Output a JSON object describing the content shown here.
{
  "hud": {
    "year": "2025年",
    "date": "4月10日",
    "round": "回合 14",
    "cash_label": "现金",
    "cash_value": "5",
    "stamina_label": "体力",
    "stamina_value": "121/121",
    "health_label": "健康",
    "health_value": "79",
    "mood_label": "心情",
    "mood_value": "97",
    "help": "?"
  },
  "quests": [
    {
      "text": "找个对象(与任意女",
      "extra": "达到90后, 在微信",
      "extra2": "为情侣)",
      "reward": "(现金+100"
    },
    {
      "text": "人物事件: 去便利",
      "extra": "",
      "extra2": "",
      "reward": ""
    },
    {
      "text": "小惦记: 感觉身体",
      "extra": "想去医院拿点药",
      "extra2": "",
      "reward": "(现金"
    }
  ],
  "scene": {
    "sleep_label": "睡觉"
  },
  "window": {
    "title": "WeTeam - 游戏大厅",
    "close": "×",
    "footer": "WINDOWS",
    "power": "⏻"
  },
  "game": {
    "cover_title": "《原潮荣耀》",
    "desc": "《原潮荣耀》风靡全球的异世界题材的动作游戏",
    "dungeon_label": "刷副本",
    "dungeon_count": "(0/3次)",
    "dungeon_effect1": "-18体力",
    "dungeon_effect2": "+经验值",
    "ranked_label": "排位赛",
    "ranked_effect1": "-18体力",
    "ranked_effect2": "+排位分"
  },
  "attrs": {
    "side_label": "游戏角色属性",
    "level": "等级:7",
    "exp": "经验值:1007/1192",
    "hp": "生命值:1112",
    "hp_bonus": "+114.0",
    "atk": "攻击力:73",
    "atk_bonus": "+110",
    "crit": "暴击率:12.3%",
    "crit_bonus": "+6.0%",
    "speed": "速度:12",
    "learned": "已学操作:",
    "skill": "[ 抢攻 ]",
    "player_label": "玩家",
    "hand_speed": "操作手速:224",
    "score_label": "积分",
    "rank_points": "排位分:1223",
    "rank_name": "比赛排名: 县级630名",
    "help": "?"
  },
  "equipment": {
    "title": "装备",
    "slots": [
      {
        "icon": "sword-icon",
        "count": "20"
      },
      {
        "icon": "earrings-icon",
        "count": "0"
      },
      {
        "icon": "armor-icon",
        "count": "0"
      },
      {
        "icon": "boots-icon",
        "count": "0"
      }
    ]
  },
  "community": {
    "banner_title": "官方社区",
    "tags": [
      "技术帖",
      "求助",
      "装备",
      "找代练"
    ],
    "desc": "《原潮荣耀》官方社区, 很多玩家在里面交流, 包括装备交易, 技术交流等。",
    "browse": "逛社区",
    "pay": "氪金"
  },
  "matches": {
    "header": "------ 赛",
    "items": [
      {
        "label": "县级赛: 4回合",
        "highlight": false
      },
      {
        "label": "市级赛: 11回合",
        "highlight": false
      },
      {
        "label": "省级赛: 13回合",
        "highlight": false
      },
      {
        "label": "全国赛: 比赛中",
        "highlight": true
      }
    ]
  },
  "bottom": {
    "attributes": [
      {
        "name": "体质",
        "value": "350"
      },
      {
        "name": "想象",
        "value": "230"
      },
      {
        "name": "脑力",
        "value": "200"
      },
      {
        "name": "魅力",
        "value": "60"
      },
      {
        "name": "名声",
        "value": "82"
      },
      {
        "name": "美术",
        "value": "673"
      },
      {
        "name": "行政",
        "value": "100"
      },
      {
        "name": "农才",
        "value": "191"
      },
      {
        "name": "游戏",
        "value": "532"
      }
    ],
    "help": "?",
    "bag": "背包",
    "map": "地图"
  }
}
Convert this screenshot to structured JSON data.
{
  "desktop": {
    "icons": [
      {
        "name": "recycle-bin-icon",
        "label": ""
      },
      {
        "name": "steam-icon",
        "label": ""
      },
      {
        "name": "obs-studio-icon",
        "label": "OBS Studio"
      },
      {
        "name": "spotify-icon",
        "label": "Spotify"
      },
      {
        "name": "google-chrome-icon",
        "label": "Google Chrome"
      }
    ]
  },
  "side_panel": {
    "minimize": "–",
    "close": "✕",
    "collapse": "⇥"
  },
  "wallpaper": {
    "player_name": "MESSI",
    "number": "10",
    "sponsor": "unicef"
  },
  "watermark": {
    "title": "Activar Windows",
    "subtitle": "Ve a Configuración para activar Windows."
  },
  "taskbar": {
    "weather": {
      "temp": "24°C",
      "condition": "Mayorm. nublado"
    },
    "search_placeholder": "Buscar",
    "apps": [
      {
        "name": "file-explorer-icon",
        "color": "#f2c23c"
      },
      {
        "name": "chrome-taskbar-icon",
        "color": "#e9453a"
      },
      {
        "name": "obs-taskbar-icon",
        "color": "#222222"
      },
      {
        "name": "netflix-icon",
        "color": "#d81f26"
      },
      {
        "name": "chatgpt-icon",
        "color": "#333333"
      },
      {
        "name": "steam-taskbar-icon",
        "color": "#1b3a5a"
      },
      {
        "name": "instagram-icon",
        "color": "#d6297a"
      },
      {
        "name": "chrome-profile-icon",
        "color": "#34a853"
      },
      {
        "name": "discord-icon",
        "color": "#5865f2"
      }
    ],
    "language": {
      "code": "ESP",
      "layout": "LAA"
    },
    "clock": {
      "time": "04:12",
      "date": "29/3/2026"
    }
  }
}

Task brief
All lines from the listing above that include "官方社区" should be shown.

Result of the task
    "banner_title": "官方社区",
    "desc": "《原潮荣耀》官方社区, 很多玩家在里面交流, 包括装备交易, 技术交流等。",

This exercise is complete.